Unanimity isn’t needed to launch fresh stimulus, rather only a majority vote of the council. However, going against the wishes of powerful members such as the Bundesbank poses risks for the ECB, even if it has happened before, analysts said. The Bundesbank opposed the ECB’s decision to launch bond purchases last year, and the program’s expansion in December. Alienating Germany’s central bank raises longer-term questions about the ECB’s credibility because Germany represents more than a quarter of the eurozone’s economy.
“I don’t think [Mr. Draghi] is able to deliver,” said Carsten Brzeski, an economist with ING in Frankfurt. “I think he’s on the way to making the same mistake he made in October.”
Mr. Draghi had indicated at the meeting in October that the bank’s stimulus would need to be re-examined, and subsequently underlined the bank’s resolve to “do what we must to raise” persistently low inflation in the eurozone.
The bank’s December move to extend its bond purchases by six months through March 2017 and cut an already negative deposit rate by 0.1 percentage point to minus 0.3% failed to meet investors’ expectations, hammering stocks and driving up the euro against the dollar. A repeat would likely undermine the ECB president’s ability to soothe markets with his words, analysts said–a linchpin of the ECB’s crisis strategy.
It was Mr. Draghi’s pledge in July 2012 to do “whatever it takes” to save the currency union that helped draw a line under the region’s sovereign-debt crisis.
Mr. Draghi is taking a confident stance. In Switzerland on Friday, he said the ECB had “plenty of instruments” to drive up stubbornly low inflation, as well as the “determination and the willingness and the capacity” to act. Eurozone inflation was 0.2% in December, and the ECB expects it to remain very low or negative over the coming months, far off the bank’s target rate of just below 2%.
At exchange group Deutsche Börse AG on Monday, Mr. Draghi took the fight to his critics in Germany, listing and dismissing a series of common German arguments against keeping interest rates ultralow.
A sharp drop in oil prices and headwinds from financial and commodity markets could entrench ultralow inflation in the eurozone, Mr. Draghi said at last week’s news conference. “We are doing whatever is necessary to comply with our mandate, and we are not surrendering in front of these global factors,” he said.
Mr. Weidmann on Thursday conceded that downward pressures on consumer prices had increased, and that the ECB would likely need to “substantially” lower its inflation forecast for 2016.

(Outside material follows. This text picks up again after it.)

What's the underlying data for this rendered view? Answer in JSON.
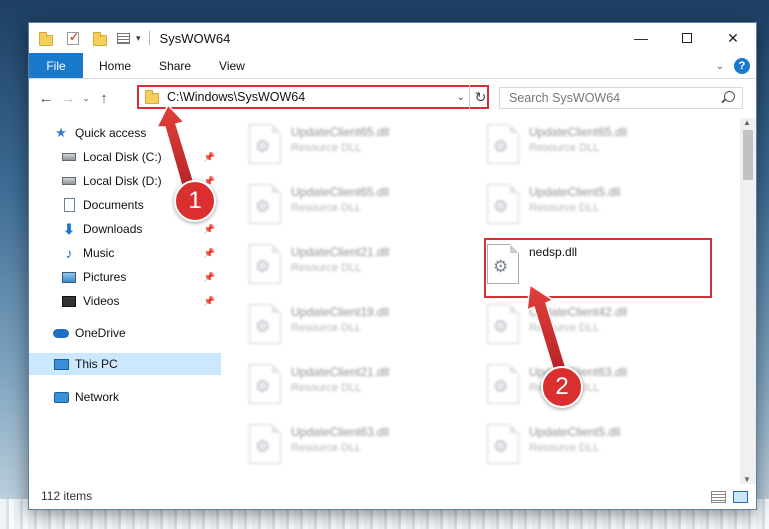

But he warned against fixating on current price movements.
“In estimating risks to prices, we shouldn’t stare at current consumer price inflation rates like a rabbit at a snake,” Mr. Weidmann said.
To satisfy investors, the ECB would need to significantly expand its bond purchases, Mr. Perkins of Lombard Street Research said–either by increasing the EUR60 billion it now buys each month or by making the program indefinite.
A number of bank economists said they now expect the ECB to announce additional stimulus in March rather than June. Berenberg, J.P. Morgan and Royal Bank of Scotland all expect the ECB to increase its monthly bond purchases by at least EUR10 billion from EUR60 billion currently, and to cut its deposit rate by at least a further 0.1 percentage point.
Another concern is that while the ECB may be reaching the limits of what its stimulus tools can achieve, their unintended consequences are growing.
At the ECB’s December meeting, according to minutes published earlier this month, some council members warned of “significant risks and side effects” associated with more government-bond purchases–a tool they argued should be kept in reserve in case of very adverse developments, such as deflation.
Some members also warned against a further cut to the ECB’s deposit rate, the interest on funds stored overnight with the central bank. That could lead “to a tightening instead of a further easing,” as banks seek to recoup their losses on deposits by increasing loan rates–precisely the opposite of what the ECB wants to achieve.